Resist the desire to complain. Complaining usually makes you feel worse by keeping your attention on an unhappy situation. Constant griping will distance you from positive people and attracts negative people who encourage anger, hostility and envy.

Decide for yourself what is and isn't possible. Don’t limit yourself to beliefs that say something can't be done. While not everything is possible, many things are dismissed too easily. This is about learning to think outside the box.

Be for things, not against things. This is a critical piece of developing your optimistic approach to life. When you are against something, you focus on creating less. Creating less requires attacking, punishing, complaining and reacting. When you are for something, you focus on creating more. Creating more is about new ideas, options and productivity. Instead of saying "no" to pessimism, say "yes" to optimism.

Laugh at yourself, but not at others. Humor opens you to possibilities. It reminds you that many of the solutions you thought were foolproof in the past weren't, or that many of the limitations you thought were set in stone weren't. Think back to what you thought to be absolutely true 10 years ago. Has any of that changed? Can you laugh at it now?

Optimists don't use humor to hurt others. Avoid the pessimist's use of cynicism and sarcasm as a substitute for genuine humor. Remind yourself on a regular basis that you can increase your sense of accomplishment and well-being by your own efforts. Feeling good about yourself shouldn't require that you put others down, judge them or compare them unfavorably to yourself.

Fake it until you make it. A short cut to changed behavior is to engage in the desired behavior, even if it goes against how you would normally act. Practice new habits even if they feel awkward. One of the best strategies for behavior change is to change behavior first and let your feelings about it catch up. If you put off change until you're comfortable with the idea, you may never change.

Source: Defense Centers of Excellence, National Center for Telehealth and Technology

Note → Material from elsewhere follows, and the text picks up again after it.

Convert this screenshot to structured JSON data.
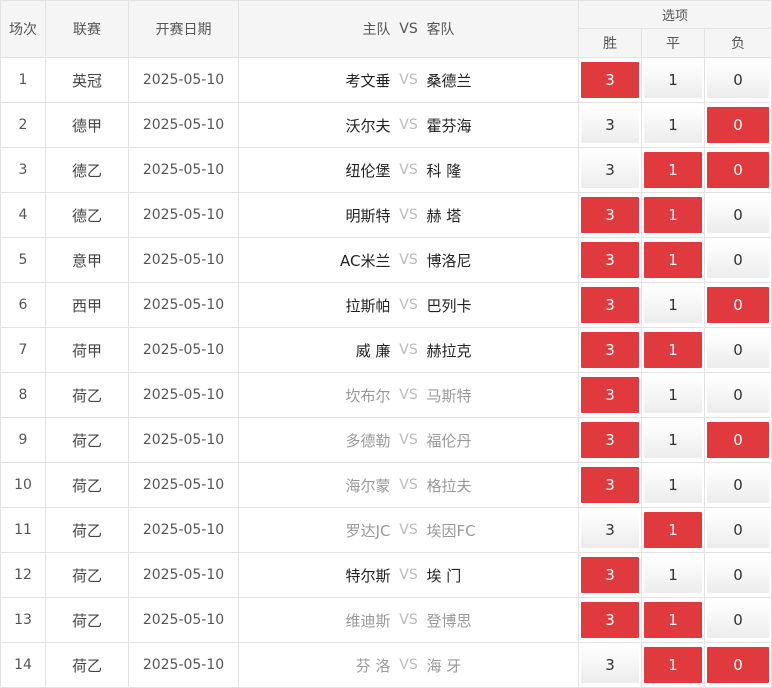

The information provided on the Achieve Solutions site, including, but not limited to, articles, assessments, and other general information, is for informational purposes only and should not be treated as medical, health care, psychiatric, psychological, or behavioral health care advice. Nothing contained on the Achieve Solutions site is intended to be used for medical diagnosis or treatment or as a substitute for consultation with a qualified health care professional. Please direct questions regarding the operation of the Achieve Solutions site to Web Feedback. If you have concerns about your health, please contact your health care provider.  

 

Close

  • Useful Tools

    Select a tool below

© 2023 Beacon Health Options, Inc.